Biostatistics has always been a central part of the statistics department. Its important role is emphasised by the direct allocation of three professors and the cooperation of other departments in research projects with biostatistical topics.

The Department of Statistics works in all areas of biostatistics including teaching, research and consultancy. A more detailed description of current research projects can be found by following the link: Areas of Research.

In the course of study at the department, biometrics is clearly the most commonly chosen of the possible focuses; Biometrics, Econometrics, Technometrics and Official Statistics. After completing their studies, more than a third of the statistics alumni work on key points for the development and application of biostatistical methods, in both university and non university settings, especially pharmaceutical industry, commissioned research institutes, in health-care and universities and research institutes.


Biostatistics is concerned with multifaceted questions. Historically, we understand biostatistics as statistical theory and methods of describing, analysing, and interpreting biological data. Today, we see a much wider field, with applications in all life sciences, especially in medicine and bioinformatics.

The classification of biostatistics into the most important areas of clinical statistics, epidemiology, toxicology and bioinformatics contains overlaps and does not cover all active working fields of the statistics department, but can be used as a basic representation of our work. For example, personalised medicine and genetic epidemiology have an interest in the genetic factors in clinical statistics and epidemiology. Also liver toxicological questions play an important role.

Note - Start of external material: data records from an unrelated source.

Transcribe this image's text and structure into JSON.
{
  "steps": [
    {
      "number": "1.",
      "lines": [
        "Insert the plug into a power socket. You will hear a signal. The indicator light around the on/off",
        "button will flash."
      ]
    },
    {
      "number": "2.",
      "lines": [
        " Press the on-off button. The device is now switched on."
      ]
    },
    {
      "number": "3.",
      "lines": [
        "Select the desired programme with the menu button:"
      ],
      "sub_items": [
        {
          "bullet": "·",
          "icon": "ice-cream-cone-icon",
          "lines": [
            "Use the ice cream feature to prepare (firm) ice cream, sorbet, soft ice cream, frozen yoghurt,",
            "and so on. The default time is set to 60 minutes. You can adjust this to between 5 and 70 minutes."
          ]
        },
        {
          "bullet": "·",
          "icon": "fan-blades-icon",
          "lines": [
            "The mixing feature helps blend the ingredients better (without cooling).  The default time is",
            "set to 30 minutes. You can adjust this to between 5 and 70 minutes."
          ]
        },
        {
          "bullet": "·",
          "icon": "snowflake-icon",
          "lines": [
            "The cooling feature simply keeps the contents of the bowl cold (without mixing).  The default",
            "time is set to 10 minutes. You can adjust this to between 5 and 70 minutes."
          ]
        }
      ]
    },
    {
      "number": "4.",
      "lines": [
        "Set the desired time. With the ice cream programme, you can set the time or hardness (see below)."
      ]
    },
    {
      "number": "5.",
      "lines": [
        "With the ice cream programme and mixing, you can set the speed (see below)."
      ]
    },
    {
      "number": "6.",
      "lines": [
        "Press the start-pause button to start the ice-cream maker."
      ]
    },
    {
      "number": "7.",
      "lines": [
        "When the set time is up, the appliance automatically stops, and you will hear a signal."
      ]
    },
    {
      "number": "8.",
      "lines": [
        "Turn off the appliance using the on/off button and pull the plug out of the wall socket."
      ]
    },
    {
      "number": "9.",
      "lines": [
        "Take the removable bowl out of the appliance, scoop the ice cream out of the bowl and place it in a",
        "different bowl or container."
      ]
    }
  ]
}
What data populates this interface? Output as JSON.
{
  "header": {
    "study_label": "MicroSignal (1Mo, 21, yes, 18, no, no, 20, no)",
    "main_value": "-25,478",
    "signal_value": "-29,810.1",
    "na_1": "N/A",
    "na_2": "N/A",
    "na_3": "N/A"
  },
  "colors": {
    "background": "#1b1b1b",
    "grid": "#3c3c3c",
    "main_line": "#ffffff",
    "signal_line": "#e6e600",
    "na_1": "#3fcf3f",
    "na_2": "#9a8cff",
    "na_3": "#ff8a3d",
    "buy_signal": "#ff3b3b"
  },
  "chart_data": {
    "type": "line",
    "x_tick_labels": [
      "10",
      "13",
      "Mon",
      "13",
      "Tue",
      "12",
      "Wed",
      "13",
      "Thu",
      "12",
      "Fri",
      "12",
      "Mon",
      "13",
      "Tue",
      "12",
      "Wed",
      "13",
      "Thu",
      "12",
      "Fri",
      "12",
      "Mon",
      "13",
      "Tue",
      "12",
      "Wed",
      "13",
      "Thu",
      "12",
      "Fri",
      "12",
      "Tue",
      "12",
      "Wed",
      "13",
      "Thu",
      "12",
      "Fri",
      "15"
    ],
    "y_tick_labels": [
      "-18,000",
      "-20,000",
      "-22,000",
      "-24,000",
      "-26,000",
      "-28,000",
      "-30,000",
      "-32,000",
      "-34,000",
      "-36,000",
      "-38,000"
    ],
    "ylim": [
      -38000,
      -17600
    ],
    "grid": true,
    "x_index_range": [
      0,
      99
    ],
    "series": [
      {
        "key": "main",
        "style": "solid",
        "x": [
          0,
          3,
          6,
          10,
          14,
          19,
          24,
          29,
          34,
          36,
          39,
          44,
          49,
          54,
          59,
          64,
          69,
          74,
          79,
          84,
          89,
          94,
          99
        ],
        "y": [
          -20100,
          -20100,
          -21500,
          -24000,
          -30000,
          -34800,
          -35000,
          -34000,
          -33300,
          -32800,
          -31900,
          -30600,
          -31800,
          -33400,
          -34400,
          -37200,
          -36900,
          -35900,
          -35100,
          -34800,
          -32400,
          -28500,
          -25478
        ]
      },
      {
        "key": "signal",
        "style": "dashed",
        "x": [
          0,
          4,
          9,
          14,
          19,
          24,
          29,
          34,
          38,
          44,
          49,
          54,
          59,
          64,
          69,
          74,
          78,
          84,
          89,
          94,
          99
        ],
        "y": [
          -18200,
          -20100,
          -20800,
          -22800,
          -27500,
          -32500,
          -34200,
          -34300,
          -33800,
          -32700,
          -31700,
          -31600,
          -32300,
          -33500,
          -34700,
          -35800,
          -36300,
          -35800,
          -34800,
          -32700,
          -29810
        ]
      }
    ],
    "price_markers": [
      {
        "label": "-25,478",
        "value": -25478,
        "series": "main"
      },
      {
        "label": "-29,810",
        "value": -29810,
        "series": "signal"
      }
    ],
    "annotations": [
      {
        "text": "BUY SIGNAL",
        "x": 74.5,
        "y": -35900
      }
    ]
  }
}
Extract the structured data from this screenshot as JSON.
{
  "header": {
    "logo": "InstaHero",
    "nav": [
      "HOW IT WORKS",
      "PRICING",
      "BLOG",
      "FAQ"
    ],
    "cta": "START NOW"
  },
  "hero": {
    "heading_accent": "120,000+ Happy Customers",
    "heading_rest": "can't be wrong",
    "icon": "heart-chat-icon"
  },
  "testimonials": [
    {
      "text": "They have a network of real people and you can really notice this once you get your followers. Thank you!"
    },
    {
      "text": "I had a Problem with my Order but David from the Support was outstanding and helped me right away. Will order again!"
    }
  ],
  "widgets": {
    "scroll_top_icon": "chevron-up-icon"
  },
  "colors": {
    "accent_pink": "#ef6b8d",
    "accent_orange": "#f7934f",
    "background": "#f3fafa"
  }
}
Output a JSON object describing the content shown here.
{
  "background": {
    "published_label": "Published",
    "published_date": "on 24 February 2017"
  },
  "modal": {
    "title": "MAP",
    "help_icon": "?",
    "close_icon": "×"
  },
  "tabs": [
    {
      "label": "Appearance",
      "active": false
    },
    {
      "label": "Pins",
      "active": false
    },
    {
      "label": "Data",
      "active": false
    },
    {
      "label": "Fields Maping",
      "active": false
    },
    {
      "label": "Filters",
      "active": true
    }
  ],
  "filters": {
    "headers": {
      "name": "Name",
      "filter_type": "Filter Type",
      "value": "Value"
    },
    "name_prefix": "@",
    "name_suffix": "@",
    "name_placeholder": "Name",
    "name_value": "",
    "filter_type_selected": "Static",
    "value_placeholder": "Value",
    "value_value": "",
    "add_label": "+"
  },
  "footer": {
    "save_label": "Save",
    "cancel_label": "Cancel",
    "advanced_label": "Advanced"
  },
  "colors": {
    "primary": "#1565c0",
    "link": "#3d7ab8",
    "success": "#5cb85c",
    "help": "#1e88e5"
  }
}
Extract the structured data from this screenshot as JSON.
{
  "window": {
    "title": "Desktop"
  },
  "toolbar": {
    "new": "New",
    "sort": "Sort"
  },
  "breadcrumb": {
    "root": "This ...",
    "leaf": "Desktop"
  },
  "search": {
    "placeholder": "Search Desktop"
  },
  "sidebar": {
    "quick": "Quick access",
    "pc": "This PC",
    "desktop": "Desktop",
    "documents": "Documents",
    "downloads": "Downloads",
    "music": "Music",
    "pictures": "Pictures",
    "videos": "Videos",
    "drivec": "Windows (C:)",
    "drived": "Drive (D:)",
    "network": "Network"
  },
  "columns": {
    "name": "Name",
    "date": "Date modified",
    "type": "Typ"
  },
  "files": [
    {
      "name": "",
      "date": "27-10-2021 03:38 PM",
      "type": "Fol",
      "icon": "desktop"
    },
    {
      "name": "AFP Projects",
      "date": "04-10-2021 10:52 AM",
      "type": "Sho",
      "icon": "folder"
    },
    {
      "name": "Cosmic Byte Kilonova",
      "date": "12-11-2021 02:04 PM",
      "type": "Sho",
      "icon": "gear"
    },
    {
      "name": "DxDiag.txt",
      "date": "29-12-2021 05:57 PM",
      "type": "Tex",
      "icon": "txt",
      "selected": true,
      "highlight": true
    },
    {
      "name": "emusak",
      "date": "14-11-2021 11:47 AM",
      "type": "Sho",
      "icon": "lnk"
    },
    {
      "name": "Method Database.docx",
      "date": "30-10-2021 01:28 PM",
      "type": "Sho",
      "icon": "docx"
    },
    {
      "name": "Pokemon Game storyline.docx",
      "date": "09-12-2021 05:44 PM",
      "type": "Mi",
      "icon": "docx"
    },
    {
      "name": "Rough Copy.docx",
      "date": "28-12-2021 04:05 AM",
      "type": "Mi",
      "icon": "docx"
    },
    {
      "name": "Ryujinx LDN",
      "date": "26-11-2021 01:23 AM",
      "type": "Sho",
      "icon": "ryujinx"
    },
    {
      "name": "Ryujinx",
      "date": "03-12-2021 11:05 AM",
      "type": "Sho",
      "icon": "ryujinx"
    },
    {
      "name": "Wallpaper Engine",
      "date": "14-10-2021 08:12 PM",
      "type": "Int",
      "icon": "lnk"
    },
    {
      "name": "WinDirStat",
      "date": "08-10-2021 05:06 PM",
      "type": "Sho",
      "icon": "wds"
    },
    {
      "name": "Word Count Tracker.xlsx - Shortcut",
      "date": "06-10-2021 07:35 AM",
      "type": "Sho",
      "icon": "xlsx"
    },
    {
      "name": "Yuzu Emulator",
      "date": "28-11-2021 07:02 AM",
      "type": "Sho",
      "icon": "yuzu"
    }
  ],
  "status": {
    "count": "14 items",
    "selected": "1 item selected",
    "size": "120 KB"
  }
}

This is why modern bioinformatic methods are needed.

Clinical Statistics

Clinical statistics investigate the effect of clinical parameters on the diagnosis and treatment of human diseases. In the case of clinical trials, this happens in a controlled environment. Clinical trials are obligatory in most countries to test prescription drugs before they are released to the market.


The influence of different factors on disease and health among individuals and populations is investigated in the field of Epidemiology. Unlike clinical statistics, it doesn't occur in a controlled environment, but usually in observational studies, for example assessing the effect of smoking on the risk of cancer. Epidemiology plays therefore an important role in the improvement of our health.


Bioinformatics is a broad area of research which is basically concerned with the analysis of biological data on a molecular level. In the last few years, the analysis of genomic data has developed numerous new experimental technologies, with which many different characteristics can be measured simultaneously. This new hypothesis-generating character of molecular biological experiments constantly places new demands on the statistical evaluation of the experimental results.


Toxicology examines the toxicity of substances, usually depending on the concentration or amount of the corresponding substances. Statistical goals include modeling the effect of substances as a function of concentration and identifying critical limits for concentration. Toxicology plays an important role in both clinical drug discovery as well as in epidemiology in the research of health indicators. The growing amount of available molecular, often high-dimensional data leads to new statistical challenges in the modeling of relationships, especially for environmental and work-toxicological issues.